    https://www.salon.com/2019/07/03/trump-said-hed-save-coal-two-more-producers-go-bankrupt-with-1800-jobs-lost/

    The sad part is that these former minors resist job retraining like it is a bad thing.

    1. Coal plants cannot be built fast enough in China. Miners are not minors so learning to code at age 55 is not going to help them

  11. “Coal plants cannot be built fast enough in China.”

    Really?
    ( kinda funny when a State builds a coal burning plant right @ the edge of another State & let’s the prevailing winds disperse the exhaust. Haha)

    ENVIRONMENT | JULY 2, 2019 / Reuters

    China’s Shandong province plan$ further coal usage cut$ over next five year$

    In May, China’s energy bureau has set mandatory renewable power quotas for each of its region for 2019 and 2020, asking Shandong to reach the portion of renewable energy use in total energy mix to 10% in 2019 and 11% in 2020.

    The province also ordered tighter coal quality specifications for the fuel. Coal must now have an energy content of 5,000 kilocalories per kg from the current 3,700 to 4,300 kilocalories per kg in the coming three to five years.

    Shandong vowed to trim coking capacity by 16.86 million tonnes by 2020 and to put out capacity plans, targeting independent refineries, steel mills, fertilizer makers and aluminum smelters, by July.

    Reporting by Muyu Xu and Shivani Singh; editing by Christian Schmollinger

    1. One province highway, China is not only constructing massive numbers of coal plants within it’s country it is constructing 300 plants outside its country

      1. China is set to add more new coal generating power than the US has and by 2045 is scheduled to have 1010 GW or almost four times are present capacity. The Sierra club and Greenpeace is saying this see the March 28th issue of Engineering and Technology

  12. Would China be adding our capacity within the next twenty five years if it leaders really believed in AGW? Would China be adding that capacity if solar and wind were really cheaper? China is a major supplier of wind and solar equipment it has to import massive amounts of coal from Australia at prices much higher than the US prices. Could it be that people who are claiming solar and wind are cheaper than existing coal plants are cooking the books? Why is it that states with a higher percentage of renewable energy have electricity rates far higher than states with low percentages unless the renewable is old fashion large scale hydro?

  13. Hey, of course it makes sense, it’s New York …
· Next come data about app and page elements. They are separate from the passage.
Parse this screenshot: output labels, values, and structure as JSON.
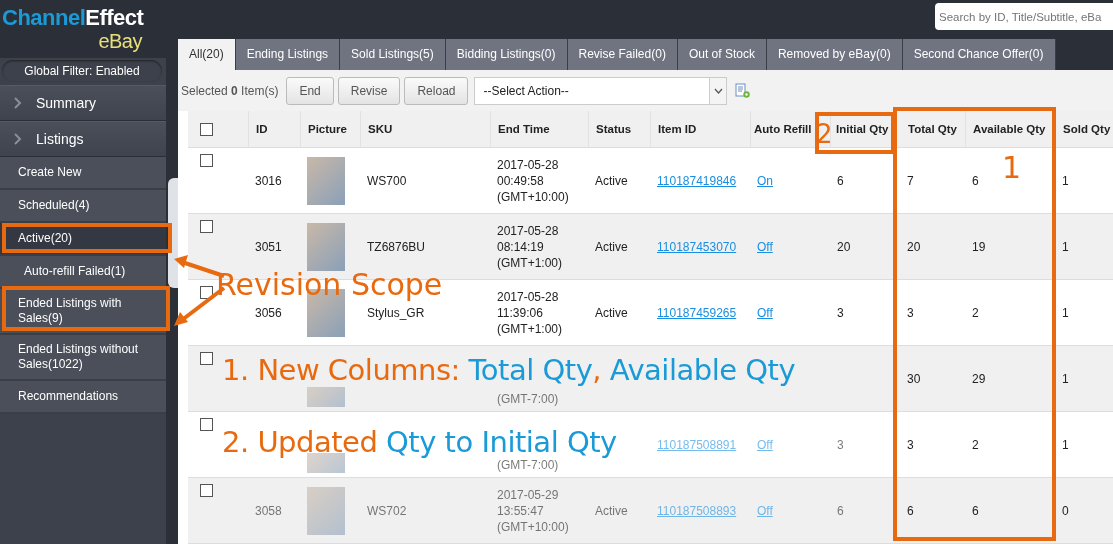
{
  "logo": {
    "channel": "Channel",
    "effect": "Effect",
    "market": "eBay"
  },
  "global_filter": "Global Filter: Enabled",
  "sidebar": {
    "sections": [
      {
        "label": "Summary",
        "expanded": false
      },
      {
        "label": "Listings",
        "expanded": false
      }
    ],
    "items": [
      {
        "label": "Create New",
        "selected": false
      },
      {
        "label": "Scheduled(4)",
        "selected": false
      },
      {
        "label": "Active(20)",
        "selected": true,
        "children": [
          {
            "label": "Auto-refill Failed(1)",
            "selected": false
          }
        ]
      },
      {
        "label": "Ended Listings with Sales(9)",
        "selected": false
      },
      {
        "label": "Ended Listings without Sales(1022)",
        "selected": false
      },
      {
        "label": "Recommendations",
        "selected": false
      }
    ]
  },
  "search": {
    "placeholder": "Search by ID, Title/Subtitle, eBa"
  },
  "tabs": [
    {
      "label": "All(20)",
      "selected": true
    },
    {
      "label": "Ending Listings",
      "selected": false
    },
    {
      "label": "Sold Listings(5)",
      "selected": false
    },
    {
      "label": "Bidding Listings(0)",
      "selected": false
    },
    {
      "label": "Revise Failed(0)",
      "selected": false
    },
    {
      "label": "Out of Stock",
      "selected": false
    },
    {
      "label": "Removed by eBay(0)",
      "selected": false
    },
    {
      "label": "Second Chance Offer(0)",
      "selected": false
    }
  ],
  "toolbar": {
    "selected_prefix": "Selected",
    "selected_count": "0",
    "selected_suffix": "Item(s)",
    "buttons": [
      "End",
      "Revise",
      "Reload"
    ],
    "action_select": "--Select Action--"
  },
  "table": {
    "select_all": {
      "checked": false
    },
    "columns": [
      "ID",
      "Picture",
      "SKU",
      "End Time",
      "Status",
      "Item ID",
      "Auto Refill",
      "Initial Qty",
      "Total Qty",
      "Available Qty",
      "Sold Qty"
    ],
    "rows": [
      {
        "checked": false,
        "dimmed": false,
        "id": "3016",
        "sku": "WS700",
        "end_time": [
          "2017-05-28",
          "00:49:58",
          "(GMT+10:00)"
        ],
        "status": "Active",
        "item_id": "110187419846",
        "auto_refill": "On",
        "initial_qty": "6",
        "total_qty": "7",
        "available_qty": "6",
        "sold_qty": "1"
      },
      {
        "checked": false,
        "dimmed": false,
        "id": "3051",
        "sku": "TZ6876BU",
        "end_time": [
          "2017-05-28",
          "08:14:19",
          "(GMT+1:00)"
        ],
        "status": "Active",
        "item_id": "110187453070",
        "auto_refill": "Off",
        "initial_qty": "20",
        "total_qty": "20",
        "available_qty": "19",
        "sold_qty": "1"
      },
      {
        "checked": false,
        "dimmed": false,
        "id": "3056",
        "sku": "Stylus_GR",
        "end_time": [
          "2017-05-28",
          "11:39:06",
          "(GMT+1:00)"
        ],
        "status": "Active",
        "item_id": "110187459265",
        "auto_refill": "Off",
        "initial_qty": "3",
        "total_qty": "3",
        "available_qty": "2",
        "sold_qty": "1"
      },
      {
        "checked": false,
        "dimmed": true,
        "end_time": [
          "(GMT-7:00)"
        ],
        "total_qty": "30",
        "available_qty": "29",
        "sold_qty": "1"
      },
      {
        "checked": false,
        "dimmed": true,
        "end_time": [
          "(GMT-7:00)"
        ],
        "item_id": "110187508891",
        "auto_refill": "Off",
        "initial_qty": "3",
        "total_qty": "3",
        "available_qty": "2",
        "sold_qty": "1"
      },
      {
        "checked": false,
        "dimmed": true,
        "id": "3058",
        "sku": "WS702",
        "end_time": [
          "2017-05-29",
          "13:55:47",
          "(GMT+10:00)"
        ],
        "status": "Active",
        "item_id": "110187508893",
        "auto_refill": "Off",
        "initial_qty": "6",
        "total_qty": "6",
        "available_qty": "6",
        "sold_qty": "0"
      }
    ]
  },
  "annotations": {
    "scope_label": "Revision Scope",
    "marker_columns": "1",
    "marker_initial": "2",
    "notes": [
      [
        {
          "text": "1. New Columns:",
          "kind": "plain"
        },
        {
          "text": "Total Qty",
          "kind": "highlight",
          "suffix": ","
        },
        {
          "text": "Available Qty",
          "kind": "highlight"
        }
      ],
      [
        {
          "text": "2. Updated",
          "kind": "plain"
        },
        {
          "text": "Qty to Initial Qty",
          "kind": "highlight"
        }
      ]
    ]
  }
}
    New Yorker Hotel battles with man claiming to own building
    https://nypost.com/2019/06/29/new-yorker-hotel-in-court-battle-with-man-who-claims-to-own-whole-building/

    (snip)

    “The New Yorker Hotel is locked in a court battle with a man it says is a shameless freeloader who scored a year rent-free under an obscure legal loophole — and then filed a phony deed to commandeer the entire Midtown building.

    “Now the real owners of the 43-story structure topped with the iconic New Yorker sign are scrambling to get Mickey Barreto’s alleged fraud reversed.””

    (snip)

    “The city Finance Department, which says only a court can void a bad deed, gets 40 new deed fraud complaints each month.”

    They get 40 new deed fraud complaints each month. FORTY!

    Bahahahahahahahahahahahahahahahaha.

    “A Manhattan Supreme Court judge called Barreto’s ownership bid ‘bizarre’ and said it was ‘abundantly clear’ Barreto is not the owner — but only ordered Barreto to remove public references to himself as the owner.”

    Bahahahahahahahahahahahahahahahahahahaha.

Comments are closed.

Back To Top